I first learned about the issues that can arise with the over-consumption of alcohol in a freshmen seminar in college. Before that, I had no formal introduction or training on the negative consequences that can result from drinking and driving. Driving Under the Influence (DUI) and Driving While Impaired (DWI) are increasingly becoming a national issue. According to the National Highway Traffic Safety Administration (NHTSA), “Every day, almost 30 people in the United States die in drunk-driving crashes — that’s one person every 48 minutes in 2017.”1 People who are proven guilty of DUI/DWI can then end up in treatment courts.
It’s finally spring and April – a month our criminal justice community has dedicated as Second Chance Month. At JPO, we join our community in bringing attention to the importance of second chances and the need to ensure that those impacted by the criminal justice system gain opportunities to restore their voting rights, find employment, get a driver’s license, have their record(s) expunged, and more. Continue reading “Spring is a Time for Renewal and for Second Chances”
This week in news: Read about the need to focus on women when considering criminal justice reform and the benefits of expunging records for those who have served their time, hear from JPO Director Ball on treatment courts, find out about Ohio’s new sentencing proposals for drug possession, and more.

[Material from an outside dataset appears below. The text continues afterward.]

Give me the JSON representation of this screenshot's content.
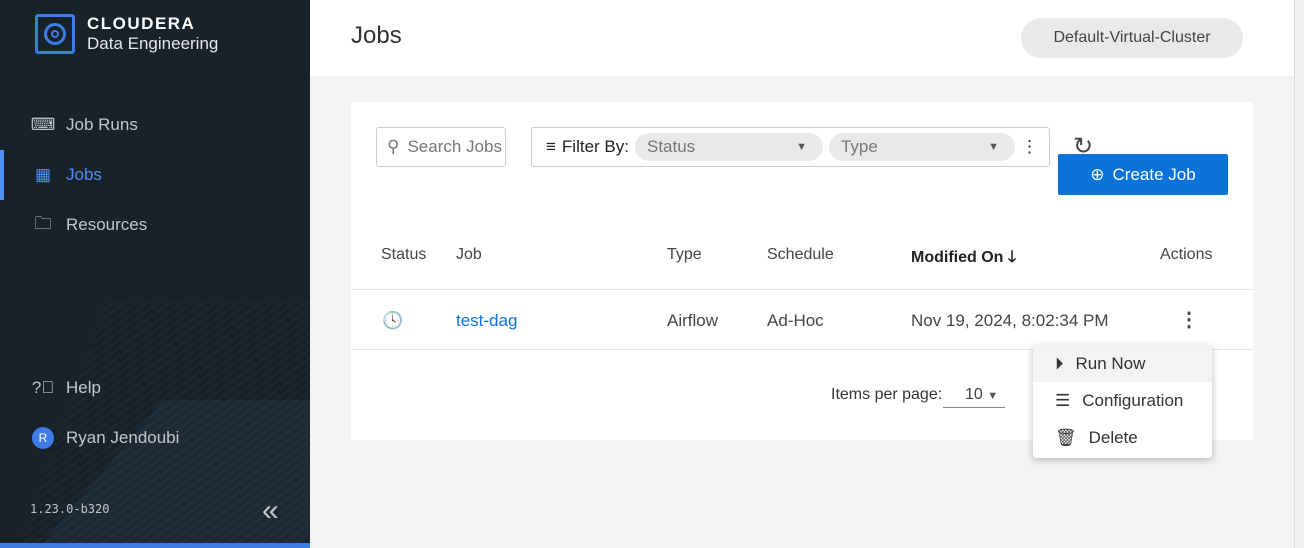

This week in news: public and private stakeholders discuss what comes next after passage of the First Step Act; the CDC releases the latest report on the opioid crisis; and youth justice issues make headlines at the National Conference on Juvenile Justice.

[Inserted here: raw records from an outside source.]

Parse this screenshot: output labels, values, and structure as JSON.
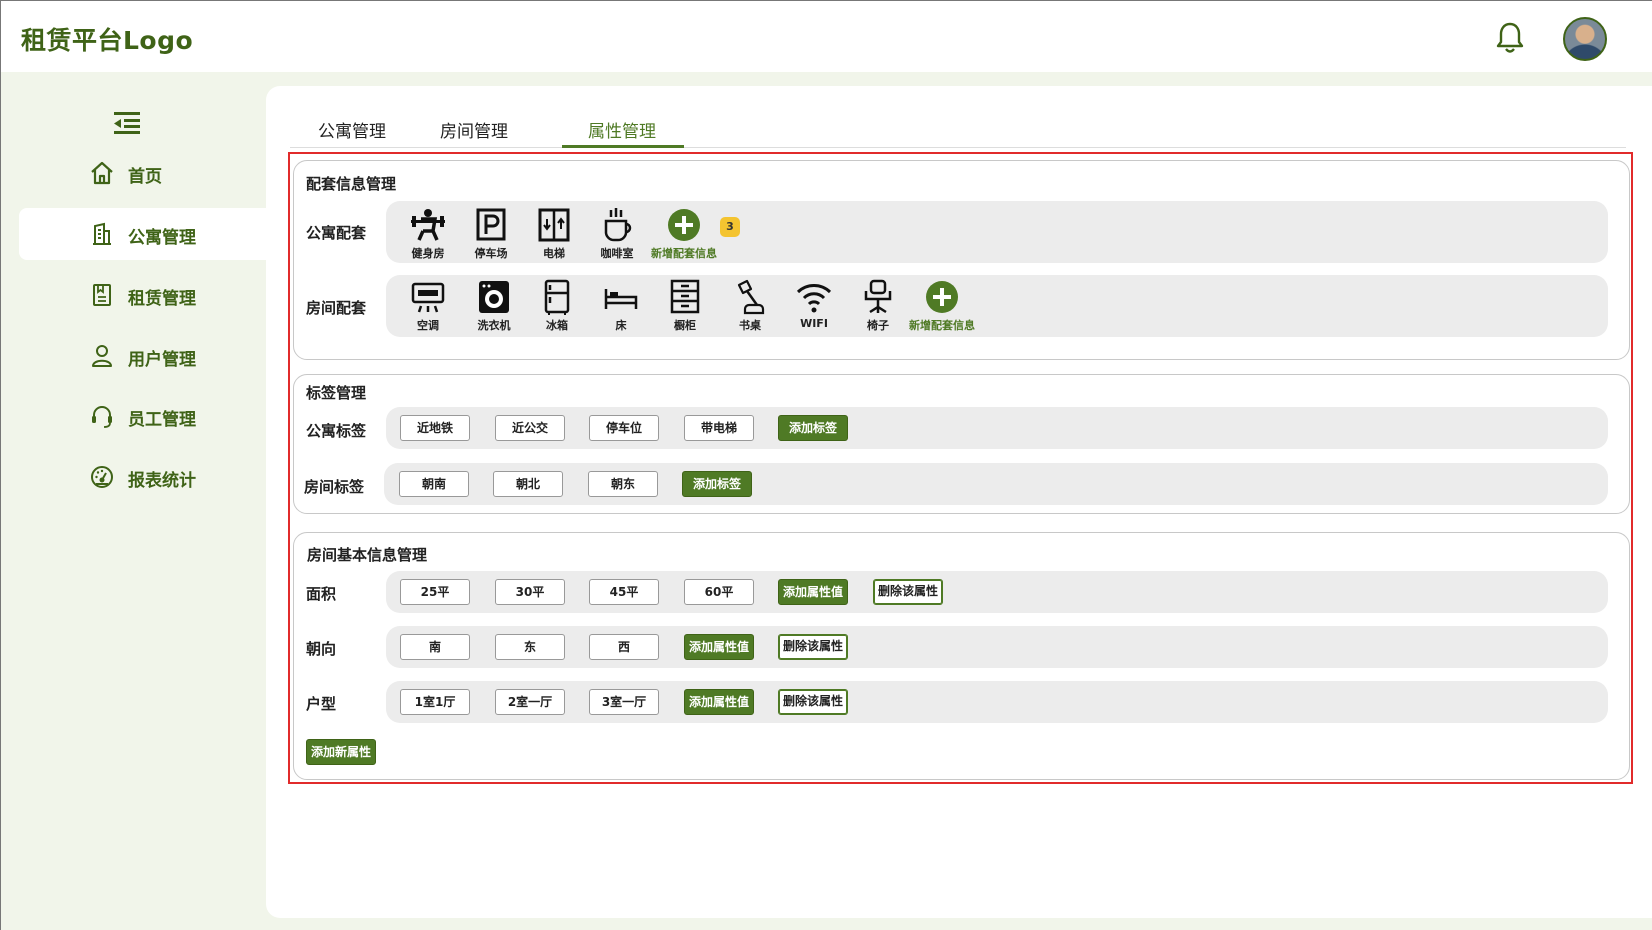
{
  "app": {
    "logo": "租赁平台Logo"
  },
  "header": {
    "bell_icon": "bell-icon",
    "avatar": "user-avatar"
  },
  "sidebar": {
    "collapse_icon": "menu-collapse-icon",
    "items": [
      {
        "label": "首页",
        "icon": "home-icon",
        "active": false
      },
      {
        "label": "公寓管理",
        "icon": "building-icon",
        "active": true
      },
      {
        "label": "租赁管理",
        "icon": "contract-icon",
        "active": false
      },
      {
        "label": "用户管理",
        "icon": "user-icon",
        "active": false
      },
      {
        "label": "员工管理",
        "icon": "headset-icon",
        "active": false
      },
      {
        "label": "报表统计",
        "icon": "dashboard-icon",
        "active": false
      }
    ]
  },
  "tabs": [
    {
      "label": "公寓管理",
      "active": false
    },
    {
      "label": "房间管理",
      "active": false
    },
    {
      "label": "属性管理",
      "active": true
    }
  ],
  "facilities": {
    "title": "配套信息管理",
    "apartment": {
      "label": "公寓配套",
      "items": [
        {
          "label": "健身房",
          "icon": "gym-icon"
        },
        {
          "label": "停车场",
          "icon": "parking-icon"
        },
        {
          "label": "电梯",
          "icon": "elevator-icon"
        },
        {
          "label": "咖啡室",
          "icon": "coffee-icon"
        }
      ],
      "add_label": "新增配套信息",
      "badge": "3"
    },
    "room": {
      "label": "房间配套",
      "items": [
        {
          "label": "空调",
          "icon": "air-conditioner-icon"
        },
        {
          "label": "洗衣机",
          "icon": "washing-machine-icon"
        },
        {
          "label": "冰箱",
          "icon": "fridge-icon"
        },
        {
          "label": "床",
          "icon": "bed-icon"
        },
        {
          "label": "橱柜",
          "icon": "cabinet-icon"
        },
        {
          "label": "书桌",
          "icon": "desk-lamp-icon"
        },
        {
          "label": "WIFI",
          "icon": "wifi-icon"
        },
        {
          "label": "椅子",
          "icon": "chair-icon"
        }
      ],
      "add_label": "新增配套信息"
    }
  },
  "tags": {
    "title": "标签管理",
    "apartment": {
      "label": "公寓标签",
      "items": [
        "近地铁",
        "近公交",
        "停车位",
        "带电梯"
      ],
      "add_label": "添加标签"
    },
    "room": {
      "label": "房间标签",
      "items": [
        "朝南",
        "朝北",
        "朝东"
      ],
      "add_label": "添加标签"
    }
  },
  "room_info": {
    "title": "房间基本信息管理",
    "attributes": [
      {
        "label": "面积",
        "values": [
          "25平",
          "30平",
          "45平",
          "60平"
        ]
      },
      {
        "label": "朝向",
        "values": [
          "南",
          "东",
          "西"
        ]
      },
      {
        "label": "户型",
        "values": [
          "1室1厅",
          "2室一厅",
          "3室一厅"
        ]
      }
    ],
    "add_value_label": "添加属性值",
    "delete_label": "删除该属性",
    "add_attr_label": "添加新属性"
  },
  "colors": {
    "brand": "#4f7a25",
    "brand_dark": "#3f6317",
    "highlight": "#e12b2b",
    "badge": "#f4c430"
  }
}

This week in the news: the companies responsible for creating the opioid epidemic are under intense scrutiny to make depositions and documents of their activities public; lawmakers in Delaware announce major reforms; and more states join the Raise the Age movement.
What’s celebrated in March? In addition to St. Patrick’s Day, Women’s History Month, and National Criminal Justice Month, we also celebrate Social Work Month. In honor of the many contributions social work has made to treatment courts, I decided to highlight a person whose work is beneficial to the practices and procedures of treatment courts. Dr. Anne Dannerbeck Janku is an associate research professor at the University of Missouri. For almost two decades, she has conducted research on racial and ethnic disparities in treatment courts. Continue reading “A Social Work Professor Serves the Court”